Jan 20, 2021

Posted by in Bail Bonds | Comments Off on Guidelines about Bail Bonds Company

Guidelines about Bail Bonds Company

The bail amounts can be posted by bail bond companies so that those accused can be released immediately. This is achieved with the strict requirement that at the designated times, defendants appear in court. Ten percent of the total amount of bail is charged by most bail bond companies. Visit us for great deals in Connecticut Bail Bonds Group-Bail Bonds Company

Visit 1stclassbailbonds.com for more information on how to make bail and about getting bail bond assistance. 1st Class Bail Bonds is a widely respected bail bond company in Southern California that provides 24-hour support from experienced and caring bail professionals.
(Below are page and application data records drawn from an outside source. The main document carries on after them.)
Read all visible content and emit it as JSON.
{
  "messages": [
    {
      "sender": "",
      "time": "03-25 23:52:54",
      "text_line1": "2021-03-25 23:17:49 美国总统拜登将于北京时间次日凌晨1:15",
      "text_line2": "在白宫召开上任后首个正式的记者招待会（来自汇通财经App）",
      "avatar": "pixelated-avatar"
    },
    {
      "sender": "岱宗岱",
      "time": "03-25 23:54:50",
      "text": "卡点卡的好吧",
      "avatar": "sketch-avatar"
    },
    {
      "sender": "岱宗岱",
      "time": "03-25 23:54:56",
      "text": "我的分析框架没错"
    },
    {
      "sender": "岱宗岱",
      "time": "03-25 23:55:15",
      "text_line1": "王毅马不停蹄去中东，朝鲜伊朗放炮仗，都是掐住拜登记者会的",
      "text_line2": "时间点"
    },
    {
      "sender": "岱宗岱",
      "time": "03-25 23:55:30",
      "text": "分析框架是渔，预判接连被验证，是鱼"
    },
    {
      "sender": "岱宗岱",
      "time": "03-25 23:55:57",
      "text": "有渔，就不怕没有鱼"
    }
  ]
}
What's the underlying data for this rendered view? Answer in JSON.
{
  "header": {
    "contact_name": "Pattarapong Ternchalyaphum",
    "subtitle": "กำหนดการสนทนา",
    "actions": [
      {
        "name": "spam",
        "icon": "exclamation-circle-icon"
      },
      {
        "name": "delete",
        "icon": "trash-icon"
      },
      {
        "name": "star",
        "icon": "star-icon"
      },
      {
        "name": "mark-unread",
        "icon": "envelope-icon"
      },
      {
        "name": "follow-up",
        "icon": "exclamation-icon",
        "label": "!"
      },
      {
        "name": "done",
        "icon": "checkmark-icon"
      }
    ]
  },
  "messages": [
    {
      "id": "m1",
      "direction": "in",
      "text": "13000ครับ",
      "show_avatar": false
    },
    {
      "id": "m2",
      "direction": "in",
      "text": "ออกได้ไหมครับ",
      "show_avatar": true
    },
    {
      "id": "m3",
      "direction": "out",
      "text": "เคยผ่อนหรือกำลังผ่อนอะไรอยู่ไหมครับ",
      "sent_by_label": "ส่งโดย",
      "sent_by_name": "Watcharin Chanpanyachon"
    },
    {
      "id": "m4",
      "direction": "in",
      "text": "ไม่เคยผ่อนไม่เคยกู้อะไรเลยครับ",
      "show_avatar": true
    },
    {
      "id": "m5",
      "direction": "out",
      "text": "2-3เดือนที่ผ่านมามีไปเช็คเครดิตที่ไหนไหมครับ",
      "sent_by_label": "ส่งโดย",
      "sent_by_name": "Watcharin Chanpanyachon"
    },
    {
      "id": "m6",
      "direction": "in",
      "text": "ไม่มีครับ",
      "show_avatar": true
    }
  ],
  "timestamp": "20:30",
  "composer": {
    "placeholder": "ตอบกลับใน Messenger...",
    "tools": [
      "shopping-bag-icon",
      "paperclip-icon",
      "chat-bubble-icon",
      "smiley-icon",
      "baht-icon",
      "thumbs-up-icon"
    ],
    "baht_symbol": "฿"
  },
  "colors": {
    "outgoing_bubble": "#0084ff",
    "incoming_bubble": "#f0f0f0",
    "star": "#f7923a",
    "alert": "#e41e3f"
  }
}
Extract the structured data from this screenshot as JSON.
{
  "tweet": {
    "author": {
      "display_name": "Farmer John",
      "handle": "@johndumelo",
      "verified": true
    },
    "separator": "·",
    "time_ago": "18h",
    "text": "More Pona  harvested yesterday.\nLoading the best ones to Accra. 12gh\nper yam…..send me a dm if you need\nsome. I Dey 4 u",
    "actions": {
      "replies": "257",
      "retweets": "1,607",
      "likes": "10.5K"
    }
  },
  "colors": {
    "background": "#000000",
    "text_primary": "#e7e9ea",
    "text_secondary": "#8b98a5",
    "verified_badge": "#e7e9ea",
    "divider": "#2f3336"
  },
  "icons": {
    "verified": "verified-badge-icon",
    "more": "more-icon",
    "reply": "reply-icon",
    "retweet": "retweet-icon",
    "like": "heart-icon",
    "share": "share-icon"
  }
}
Through a bail bondman, which acts as an agent for a business to secure the release of an accused defendant pending trail, insurance companies provide bail bonds. The rate charged by the bondholder is usually ten percent of the amount of the bond. In exchange, defendants are required to put up collateral, such as a second deed of confidence or a household mortgage. The bail bond is “exonerated” after a final decision has been taken on the case and is returned to the insurance company. In cases where the person under trial absconds or does not appear in court, unless the defendant returns, the bonds will be forfeited. A bail bond also functions as a financial guarantee to the court that each and every time the court orders, the defendant will appear before the law. A bail bond is valid for a period of one year, and an additional premium must be generated in order to keep the bail bond functioning if the case goes beyond this period. In addition, in most courts and prisons, bail bonds can be posted. The majority of prisons around the globe accept bail bonds 24 hours a day, 7 days a week, 365 days a year. There are various types of release options that can be selected, including cash options, security bonds, property bonds, own recognition, and release of citations. Depending on the law of a particular state, it’s a judge or a magistrate who sets the bail amount.